Millions of viewers are expected to tune in and stream Netflix’s (arguably) most popular show, Stranger Things when the streaming giant unloads the complete third season on July 4th. However, fans of the science fiction-horror hit may hear this response when discussing the latest adventures of Eleven and gang:
“Wait! I haven’t watched that episode yet!”
Netflix’s practice of releasing an entire season of its TV shows at once has been an admittedly pleasant change of pace for viewers with a lot of free time. There are many viewers that will end up binge-watching the entire season within the first couple of days, including the more than four in 10 Canadian TV viewers say they like to binge-watch TV shows. Those that don’t will likely be left out of the conversation.
Netflix binge-releasing entire seasons of its shows creates tension between bingers and casual viewers, limiting the discussions of the shows themselves, which devalues the cultural impact of Netflix’s most popular hits such as Stranger Things.

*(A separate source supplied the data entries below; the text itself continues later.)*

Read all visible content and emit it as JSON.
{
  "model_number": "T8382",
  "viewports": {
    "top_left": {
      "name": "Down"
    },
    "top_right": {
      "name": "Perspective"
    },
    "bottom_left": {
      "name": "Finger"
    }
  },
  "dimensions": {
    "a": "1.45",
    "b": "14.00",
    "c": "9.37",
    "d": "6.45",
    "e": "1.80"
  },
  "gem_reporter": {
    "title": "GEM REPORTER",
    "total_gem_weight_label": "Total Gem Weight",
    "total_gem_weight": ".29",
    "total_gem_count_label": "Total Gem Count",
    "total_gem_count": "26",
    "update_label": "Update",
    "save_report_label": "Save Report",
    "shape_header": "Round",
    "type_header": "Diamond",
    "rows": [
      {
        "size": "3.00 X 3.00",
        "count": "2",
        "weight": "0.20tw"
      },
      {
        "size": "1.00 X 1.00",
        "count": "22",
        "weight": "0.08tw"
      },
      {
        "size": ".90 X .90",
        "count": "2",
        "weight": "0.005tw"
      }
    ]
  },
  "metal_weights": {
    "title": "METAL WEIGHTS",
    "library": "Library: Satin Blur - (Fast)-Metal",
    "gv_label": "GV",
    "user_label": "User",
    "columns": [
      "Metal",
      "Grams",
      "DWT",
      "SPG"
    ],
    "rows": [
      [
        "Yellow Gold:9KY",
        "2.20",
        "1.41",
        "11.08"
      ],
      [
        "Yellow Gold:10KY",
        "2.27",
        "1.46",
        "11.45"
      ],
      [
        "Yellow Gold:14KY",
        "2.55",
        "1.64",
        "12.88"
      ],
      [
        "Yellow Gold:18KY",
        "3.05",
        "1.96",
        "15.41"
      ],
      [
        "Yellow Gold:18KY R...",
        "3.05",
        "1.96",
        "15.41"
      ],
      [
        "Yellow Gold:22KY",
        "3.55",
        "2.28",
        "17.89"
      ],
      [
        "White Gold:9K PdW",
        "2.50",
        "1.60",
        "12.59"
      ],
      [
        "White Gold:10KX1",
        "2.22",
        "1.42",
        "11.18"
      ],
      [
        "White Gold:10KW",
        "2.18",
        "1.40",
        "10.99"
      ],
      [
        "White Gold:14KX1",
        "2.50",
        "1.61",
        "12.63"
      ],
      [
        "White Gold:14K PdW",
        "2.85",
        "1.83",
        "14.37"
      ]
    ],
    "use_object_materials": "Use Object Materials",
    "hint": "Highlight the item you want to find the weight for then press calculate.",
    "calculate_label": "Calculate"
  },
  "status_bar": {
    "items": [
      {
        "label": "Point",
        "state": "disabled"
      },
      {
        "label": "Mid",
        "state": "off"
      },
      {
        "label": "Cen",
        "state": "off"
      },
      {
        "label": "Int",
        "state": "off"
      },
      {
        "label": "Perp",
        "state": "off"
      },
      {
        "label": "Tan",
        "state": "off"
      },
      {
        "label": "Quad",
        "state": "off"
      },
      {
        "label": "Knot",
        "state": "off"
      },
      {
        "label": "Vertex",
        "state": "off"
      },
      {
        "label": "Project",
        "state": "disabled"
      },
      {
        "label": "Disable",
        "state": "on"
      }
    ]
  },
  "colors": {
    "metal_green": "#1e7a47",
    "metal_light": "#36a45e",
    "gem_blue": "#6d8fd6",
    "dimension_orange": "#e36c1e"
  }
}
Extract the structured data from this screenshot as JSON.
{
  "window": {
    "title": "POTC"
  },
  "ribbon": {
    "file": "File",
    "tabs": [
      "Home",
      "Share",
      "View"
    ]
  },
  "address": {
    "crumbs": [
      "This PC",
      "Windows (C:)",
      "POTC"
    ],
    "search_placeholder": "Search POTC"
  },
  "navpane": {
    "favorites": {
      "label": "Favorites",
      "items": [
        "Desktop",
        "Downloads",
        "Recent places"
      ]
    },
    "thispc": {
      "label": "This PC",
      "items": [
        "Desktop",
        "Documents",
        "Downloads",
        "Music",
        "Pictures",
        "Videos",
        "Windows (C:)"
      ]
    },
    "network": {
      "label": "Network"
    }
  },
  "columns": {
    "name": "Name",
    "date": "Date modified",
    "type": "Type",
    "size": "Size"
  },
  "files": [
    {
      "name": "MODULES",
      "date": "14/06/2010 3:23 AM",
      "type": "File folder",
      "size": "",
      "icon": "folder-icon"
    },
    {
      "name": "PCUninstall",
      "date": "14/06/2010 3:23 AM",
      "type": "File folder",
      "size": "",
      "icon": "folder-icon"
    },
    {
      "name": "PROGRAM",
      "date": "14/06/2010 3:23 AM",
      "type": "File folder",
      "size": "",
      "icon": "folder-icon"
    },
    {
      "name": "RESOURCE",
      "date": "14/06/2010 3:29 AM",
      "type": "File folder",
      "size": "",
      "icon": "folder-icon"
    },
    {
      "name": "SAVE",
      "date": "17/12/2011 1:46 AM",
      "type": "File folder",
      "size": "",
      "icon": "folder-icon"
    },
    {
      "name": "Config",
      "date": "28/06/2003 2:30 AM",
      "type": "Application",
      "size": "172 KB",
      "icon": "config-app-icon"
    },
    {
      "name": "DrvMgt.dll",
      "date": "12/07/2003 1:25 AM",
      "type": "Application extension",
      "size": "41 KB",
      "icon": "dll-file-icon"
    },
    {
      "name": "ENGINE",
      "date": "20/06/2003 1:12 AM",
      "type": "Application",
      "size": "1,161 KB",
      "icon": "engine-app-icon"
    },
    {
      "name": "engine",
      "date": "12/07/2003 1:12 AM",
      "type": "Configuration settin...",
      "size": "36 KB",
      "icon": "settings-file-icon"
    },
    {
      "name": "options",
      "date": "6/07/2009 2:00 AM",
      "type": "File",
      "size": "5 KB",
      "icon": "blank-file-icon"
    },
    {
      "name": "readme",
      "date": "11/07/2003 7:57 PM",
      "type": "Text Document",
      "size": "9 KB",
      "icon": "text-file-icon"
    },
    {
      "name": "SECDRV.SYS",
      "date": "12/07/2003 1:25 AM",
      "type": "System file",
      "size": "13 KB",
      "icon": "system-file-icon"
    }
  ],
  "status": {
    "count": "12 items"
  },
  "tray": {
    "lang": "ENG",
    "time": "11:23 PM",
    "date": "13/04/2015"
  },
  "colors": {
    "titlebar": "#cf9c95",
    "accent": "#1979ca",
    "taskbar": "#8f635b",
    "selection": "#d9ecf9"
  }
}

Binge-watchers have to be careful when talking about the shows they watch. Posting spoilers before friends and family have a chance to watch could cause issues, so binge-watchers have to limit the scope of their discussion and take extra precaution with what they say and where they say it.
By the numbers
Two weeks before the release of Stranger Things season two, social media mentions were slightly above the average for 2017-18, and skyrocketed in the week before in anticipation of the release. Social media mentions of Stranger Things peaked during the week of the release at more than 2.5 million, but the peak was short-lived and dropped precipitously over the following two weeks, falling to 1.17 million mentions, 46% of the peak of the release.
Stranger Things weekly social media mentions, 2017-18
Season two of Stranger Things had nine episodes, which under a traditionally scheduled format would run for just over two months. Even expanding releases to two per week would extend Stranger Things’ run-time to an entire month.
Traditionally scheduled programs have more sustained social media discussions during their run-time, meaning Netflix is missing out on weeks of elevated social media discussions on their popular shows. While social media mentions typically dip after a premiere for a TV show, the season finale is often more discussed than the season premiere. For Stranger Things, the premiere and the finale are available immediately, losing the opportunity for elevated discussion during its run-time as well as the peak for the highly anticipated finale.
Game of Thrones weekly social media mentions, 2017-18
Bigger than Game of Thrones?
By many metrics, Stranger Things should be an even bigger cultural hit than Game of Thrones; Game of Thrones has the benefit of a book following and seven seasons under its belt to build a devoted fan base, but Stranger Things has a wider reach with more viewers with Netflix than HBO. For the duration of April 2018 through November 2018 – the off-season for both programs – overall viewership of Netflix and Stranger Things were better than HBO and Game of Thrones, according to Mintel research. Netflix has more subscribers and Stranger Things also has a wider age appropriate range.
If it felt like everyone was talking about Game of Thrones the past two months, you weren’t alone. Game of Thrones seemingly owned the public sphere for its six-episode duration. If Game of Thrones released the entire final season on a single day, it would have certainly taken away from the overall consumer experience. The social media mentions for Game of Thrones for its most recent final season shows the dramatically increased engagement from more traditionally scheduled programming. It would be difficult to listen to a show-related podcast or participate in “death pools” like so many Game of Thrones fans did this past season if the entire season was released at once.
Game of Thrones weekly social media mentions, Jan 1, 2019 – Jun 2, 2019
What we think
The main drawback of binge-releasing entire seasons of a show is that rather than journeying to the end together at a scheduled pace, it is a free-for-all for fans to churn through the content, ultimately harming social engagement and the “water cooler” effect.
It’s possible more people will be talking about Stranger Things when it is released than Game of Thrones, they just won’t have the same amount of time to do it.